May 27, 2008
A new front in the war on mosquitoes

You hate mosquitoes, right? Of course you do - everybody does. So do I, but like most people I also hate having to apply mosquito repellant. It's unplesant stuff that smells bad, but it's a necessity of life in places like Houston. The good news is that a better way appears to be on the horizon.

When it comes to evading mosquitoes, DEET can't be beat.

That's been the refrain among bug experts for half a century, but it hasn't stopped scientists from looking for something better than the pungent repellent. Now, a research team from Florida, another state thoroughly infested by the biting bugs this time of year, is reporting some success.

After scanning libraries of chemicals, the scientists found seven promising candidates significantly more potent than DEET. In tests, the chemicals, after application to cloth, repelled mosquitoes for up to 10 weeks.

In similar experiments, DEET remained effective for less than three weeks.

"I'm optimistic that we will have something come to the market that's better than DEET," said research chemist Ulrich Bernier of the U.S. Department of Agriculture. "These are the best candidates I have seen in the 15 years that I've been testing repellents."

Well, that's the best news I've heard this week; the coda at the end of the piece saying the stuff they're testing has no scent is just icing on the cake. There has to be some bad news, though, right?

The most effective chemicals were found in a group of compounds related to the active ingredient in black pepper. In their lab tests, the chemists tested the compounds against the female Aedes aegypti, or yellow fever mosquito. They now are trying the compounds, known as N-acylpiperidines, against other mosquitoes.

Following these tests, the chemists will have to conduct toxicology tests to determine whether the compounds are safe for human use.

"If the stars are aligned, and everything goes well, we could bring this to market in four or five years," Bernier said.

Hmph. Please don't get my hopes up just to dash them. I hope what this is saying is that the less-sunny, more-realistic scenario is, say, six to eight years to get a product to market, and not that they need everything to go right to get something produced at all. All I can say is that I'll be anxiously awaiting future developments.

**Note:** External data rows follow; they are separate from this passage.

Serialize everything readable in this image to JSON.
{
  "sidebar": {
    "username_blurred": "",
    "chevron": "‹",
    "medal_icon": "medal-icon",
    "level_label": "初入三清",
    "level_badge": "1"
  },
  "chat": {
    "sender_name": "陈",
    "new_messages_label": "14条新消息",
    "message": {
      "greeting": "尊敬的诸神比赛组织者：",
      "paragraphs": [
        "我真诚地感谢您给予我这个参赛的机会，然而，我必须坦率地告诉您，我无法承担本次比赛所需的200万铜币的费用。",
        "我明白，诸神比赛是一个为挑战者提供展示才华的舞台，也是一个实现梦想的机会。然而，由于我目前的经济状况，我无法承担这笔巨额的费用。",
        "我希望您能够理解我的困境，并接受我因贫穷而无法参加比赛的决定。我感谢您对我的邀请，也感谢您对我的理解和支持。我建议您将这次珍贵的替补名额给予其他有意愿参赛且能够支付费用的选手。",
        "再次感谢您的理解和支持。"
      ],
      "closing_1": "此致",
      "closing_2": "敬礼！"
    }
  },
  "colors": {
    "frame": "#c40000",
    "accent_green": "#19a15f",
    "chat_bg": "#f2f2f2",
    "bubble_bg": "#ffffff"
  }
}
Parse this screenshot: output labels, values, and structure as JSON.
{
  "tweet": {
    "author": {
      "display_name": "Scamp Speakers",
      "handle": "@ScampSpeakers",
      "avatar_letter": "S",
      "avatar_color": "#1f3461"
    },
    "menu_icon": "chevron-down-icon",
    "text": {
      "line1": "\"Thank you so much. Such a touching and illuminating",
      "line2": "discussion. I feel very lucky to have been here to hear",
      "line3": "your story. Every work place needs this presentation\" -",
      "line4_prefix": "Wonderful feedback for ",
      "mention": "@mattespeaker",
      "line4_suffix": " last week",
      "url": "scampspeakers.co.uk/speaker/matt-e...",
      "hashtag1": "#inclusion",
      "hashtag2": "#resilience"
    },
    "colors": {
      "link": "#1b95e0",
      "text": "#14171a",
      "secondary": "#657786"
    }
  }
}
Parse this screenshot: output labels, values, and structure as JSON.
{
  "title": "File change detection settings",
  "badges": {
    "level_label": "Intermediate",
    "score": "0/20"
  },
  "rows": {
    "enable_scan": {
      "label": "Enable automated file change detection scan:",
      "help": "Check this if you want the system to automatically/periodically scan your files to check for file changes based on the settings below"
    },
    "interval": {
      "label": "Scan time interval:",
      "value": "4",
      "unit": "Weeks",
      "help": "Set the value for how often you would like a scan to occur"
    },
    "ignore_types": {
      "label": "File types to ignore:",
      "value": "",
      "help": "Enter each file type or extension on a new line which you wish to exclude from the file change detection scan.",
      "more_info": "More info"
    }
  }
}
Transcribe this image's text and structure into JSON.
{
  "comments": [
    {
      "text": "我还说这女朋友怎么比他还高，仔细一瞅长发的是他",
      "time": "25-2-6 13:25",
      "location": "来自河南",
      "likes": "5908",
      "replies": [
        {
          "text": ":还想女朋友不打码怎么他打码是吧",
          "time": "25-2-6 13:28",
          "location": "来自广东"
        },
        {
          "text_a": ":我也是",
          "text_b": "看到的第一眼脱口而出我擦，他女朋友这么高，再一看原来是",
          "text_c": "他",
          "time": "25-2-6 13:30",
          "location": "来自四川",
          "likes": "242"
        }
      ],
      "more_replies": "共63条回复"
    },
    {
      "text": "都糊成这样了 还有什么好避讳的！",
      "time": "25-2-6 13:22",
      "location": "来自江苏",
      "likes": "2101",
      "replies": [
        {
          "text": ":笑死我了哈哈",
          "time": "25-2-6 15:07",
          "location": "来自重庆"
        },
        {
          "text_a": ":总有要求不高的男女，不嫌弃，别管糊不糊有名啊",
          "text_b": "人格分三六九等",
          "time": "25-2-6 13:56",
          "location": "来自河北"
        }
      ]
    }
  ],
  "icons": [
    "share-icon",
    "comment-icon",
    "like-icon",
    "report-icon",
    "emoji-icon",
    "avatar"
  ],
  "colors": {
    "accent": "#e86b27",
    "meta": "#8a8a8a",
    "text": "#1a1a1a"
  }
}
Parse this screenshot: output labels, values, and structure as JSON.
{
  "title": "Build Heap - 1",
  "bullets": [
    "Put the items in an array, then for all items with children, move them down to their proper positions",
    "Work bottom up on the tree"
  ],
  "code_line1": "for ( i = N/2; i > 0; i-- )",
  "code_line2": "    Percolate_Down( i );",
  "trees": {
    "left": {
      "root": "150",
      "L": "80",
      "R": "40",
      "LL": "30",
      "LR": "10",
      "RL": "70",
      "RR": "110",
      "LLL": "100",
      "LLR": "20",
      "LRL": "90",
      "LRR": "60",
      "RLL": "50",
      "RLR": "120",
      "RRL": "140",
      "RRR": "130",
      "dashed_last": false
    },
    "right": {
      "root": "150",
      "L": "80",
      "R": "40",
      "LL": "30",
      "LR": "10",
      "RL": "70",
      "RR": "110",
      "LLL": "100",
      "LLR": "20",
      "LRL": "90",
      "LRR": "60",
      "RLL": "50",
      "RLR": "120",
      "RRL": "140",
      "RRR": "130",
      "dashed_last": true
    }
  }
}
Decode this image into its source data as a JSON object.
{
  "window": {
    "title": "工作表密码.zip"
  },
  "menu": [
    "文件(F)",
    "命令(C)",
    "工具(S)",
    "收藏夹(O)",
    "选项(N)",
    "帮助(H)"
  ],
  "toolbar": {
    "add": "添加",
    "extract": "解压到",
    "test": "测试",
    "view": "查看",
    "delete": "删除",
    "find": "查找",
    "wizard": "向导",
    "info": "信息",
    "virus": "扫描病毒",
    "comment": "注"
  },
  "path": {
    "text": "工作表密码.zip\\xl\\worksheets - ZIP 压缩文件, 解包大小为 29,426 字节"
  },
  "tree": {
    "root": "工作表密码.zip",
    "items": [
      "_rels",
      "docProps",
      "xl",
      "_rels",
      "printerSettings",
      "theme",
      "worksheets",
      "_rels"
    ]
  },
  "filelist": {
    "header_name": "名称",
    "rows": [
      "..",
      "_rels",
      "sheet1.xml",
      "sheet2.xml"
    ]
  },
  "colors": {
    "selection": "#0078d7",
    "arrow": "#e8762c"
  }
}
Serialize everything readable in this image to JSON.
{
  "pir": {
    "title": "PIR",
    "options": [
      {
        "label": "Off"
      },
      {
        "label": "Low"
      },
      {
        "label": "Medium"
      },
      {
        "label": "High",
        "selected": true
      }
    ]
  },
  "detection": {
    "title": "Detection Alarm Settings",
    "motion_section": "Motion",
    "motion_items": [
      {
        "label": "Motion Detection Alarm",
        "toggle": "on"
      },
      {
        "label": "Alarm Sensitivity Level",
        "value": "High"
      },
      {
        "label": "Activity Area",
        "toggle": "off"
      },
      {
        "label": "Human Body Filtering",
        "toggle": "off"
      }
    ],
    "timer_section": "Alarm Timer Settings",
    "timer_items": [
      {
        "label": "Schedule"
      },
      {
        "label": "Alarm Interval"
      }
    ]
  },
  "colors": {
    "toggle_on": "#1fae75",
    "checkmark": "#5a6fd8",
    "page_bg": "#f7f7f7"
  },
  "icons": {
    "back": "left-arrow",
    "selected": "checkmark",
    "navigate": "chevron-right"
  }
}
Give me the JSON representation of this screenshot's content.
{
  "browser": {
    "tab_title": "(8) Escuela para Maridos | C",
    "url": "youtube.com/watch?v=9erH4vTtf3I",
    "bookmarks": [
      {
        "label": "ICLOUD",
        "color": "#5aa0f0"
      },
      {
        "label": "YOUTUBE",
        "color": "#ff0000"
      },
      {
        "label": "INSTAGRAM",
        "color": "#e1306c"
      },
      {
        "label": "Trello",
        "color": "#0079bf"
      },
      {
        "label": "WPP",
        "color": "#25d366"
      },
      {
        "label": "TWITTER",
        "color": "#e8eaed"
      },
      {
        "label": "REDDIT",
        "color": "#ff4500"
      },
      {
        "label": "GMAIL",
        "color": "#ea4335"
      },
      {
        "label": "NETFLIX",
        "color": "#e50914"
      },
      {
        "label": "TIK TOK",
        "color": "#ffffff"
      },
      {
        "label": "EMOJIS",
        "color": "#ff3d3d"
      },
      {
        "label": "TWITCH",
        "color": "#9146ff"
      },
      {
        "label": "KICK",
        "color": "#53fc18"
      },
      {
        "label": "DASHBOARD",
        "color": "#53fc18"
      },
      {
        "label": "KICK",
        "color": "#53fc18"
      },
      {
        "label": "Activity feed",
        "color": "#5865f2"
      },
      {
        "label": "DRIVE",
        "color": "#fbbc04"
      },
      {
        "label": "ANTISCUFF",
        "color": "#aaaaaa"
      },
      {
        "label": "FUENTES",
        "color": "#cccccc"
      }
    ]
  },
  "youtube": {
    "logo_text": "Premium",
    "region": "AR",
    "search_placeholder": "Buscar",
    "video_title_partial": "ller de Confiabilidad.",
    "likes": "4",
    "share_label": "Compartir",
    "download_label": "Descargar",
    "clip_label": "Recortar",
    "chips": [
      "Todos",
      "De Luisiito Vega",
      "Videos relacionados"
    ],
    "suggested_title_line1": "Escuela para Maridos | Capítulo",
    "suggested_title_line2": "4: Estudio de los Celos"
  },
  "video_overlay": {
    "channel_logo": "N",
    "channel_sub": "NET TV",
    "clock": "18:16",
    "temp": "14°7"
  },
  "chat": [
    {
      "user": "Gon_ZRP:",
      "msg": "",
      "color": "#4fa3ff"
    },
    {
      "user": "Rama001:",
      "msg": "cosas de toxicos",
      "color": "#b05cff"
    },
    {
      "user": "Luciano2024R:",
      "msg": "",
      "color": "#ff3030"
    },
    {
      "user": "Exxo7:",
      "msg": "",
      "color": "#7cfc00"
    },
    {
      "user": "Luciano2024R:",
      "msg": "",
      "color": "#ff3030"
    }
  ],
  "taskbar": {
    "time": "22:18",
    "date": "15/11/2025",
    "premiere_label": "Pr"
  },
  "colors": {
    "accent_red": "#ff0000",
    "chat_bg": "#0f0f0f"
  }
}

Posted by Charles Kuffner on May 27, 2008 to Technology, science, and math
Post a comment

(If you haven't left a comment here before, you may need to be approved by the site owner before your comment will appear. Until then, it won't appear on the entry. Thanks for waiting.)